We have, right in front of us, something that converts CO2 to value everyday – plants and trees.
What can we learn from the processes used by the biomass to create value from CO2?
While we are all aware of photosynthesis using which plants turn an inorganic carbon into organic sugars, the precise process is quite intricate. It makes use a special enzyme called Rubisco, which attaches CO2 to a chemical called ribulose and then, using the energy recovered from sunlight, converts it into the precursors of sugar, in a fairly intricate process termed the Calvin–Benson-Bassham cycle. Here’s a good explainer on the Calvin Cycle & Rubisco – https://lnkd.in/ewBJfym
[For the uninitiated, the sugar referred here is not only the sweet sugar we all know so well, it refers to mono, di and polysaccharides, each referring to a different level of carbohydrate, which form the basis of diverse food and materials that plants give us today].
Why can’t we use the same Calvin-Benson-Bassham cycle to artificially convert CO2 to sugars? Surely scientists can create the Rubisco enzyme and ribulose outside of plants? This could give us a proven starting point for making food, chemicals and materials from captured CO2.
The real challenge appears to be the speed at which the Calvin cycle happens. Call it an inefficient – or if you are charitable, detailed – process, but the CBB cycle happens in a relaxed manner. Plants are certainly not in a hurry, and left to themselves, they will not convert CO2 to sugars at speeds commensurate with the speeds at which we emit CO2!
All the same, scientists are picking up insights from the CBB process and hopefully can (through better enzymes perhaps?) get this process to work faster for synthetic conversion of CO2 to sugars.
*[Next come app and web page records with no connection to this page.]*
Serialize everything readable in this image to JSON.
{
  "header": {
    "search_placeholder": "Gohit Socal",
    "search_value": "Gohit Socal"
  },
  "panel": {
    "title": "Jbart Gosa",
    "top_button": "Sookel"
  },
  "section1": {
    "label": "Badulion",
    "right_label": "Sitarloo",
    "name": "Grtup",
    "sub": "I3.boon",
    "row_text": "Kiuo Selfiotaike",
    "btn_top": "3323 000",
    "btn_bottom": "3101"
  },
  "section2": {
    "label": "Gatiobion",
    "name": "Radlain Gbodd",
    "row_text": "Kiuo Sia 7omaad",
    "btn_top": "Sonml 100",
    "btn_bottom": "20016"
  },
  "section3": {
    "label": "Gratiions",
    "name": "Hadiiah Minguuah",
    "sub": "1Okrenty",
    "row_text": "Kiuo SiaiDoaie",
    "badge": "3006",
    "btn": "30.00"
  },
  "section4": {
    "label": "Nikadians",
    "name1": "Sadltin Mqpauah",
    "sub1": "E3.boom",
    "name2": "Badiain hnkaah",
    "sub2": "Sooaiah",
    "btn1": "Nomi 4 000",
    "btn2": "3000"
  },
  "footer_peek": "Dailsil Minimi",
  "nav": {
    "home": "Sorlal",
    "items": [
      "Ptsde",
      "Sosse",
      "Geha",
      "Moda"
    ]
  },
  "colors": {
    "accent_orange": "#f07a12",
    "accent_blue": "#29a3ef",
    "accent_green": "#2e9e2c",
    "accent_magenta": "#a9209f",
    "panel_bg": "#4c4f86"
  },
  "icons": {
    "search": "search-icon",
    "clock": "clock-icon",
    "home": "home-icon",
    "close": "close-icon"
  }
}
If that is done, and assuming the bright folks trying to capture CO2 from air or elsewhere give us billions of tons of CO2, we are looking at a future when CO2 can be converted into large amounts of food & materials using the secrets learnt from plants.
Another avenue could be to work within the plants themselves and hack them into producing faster – that would almost certainly involve the domains of bioinformatics and genetic engineering.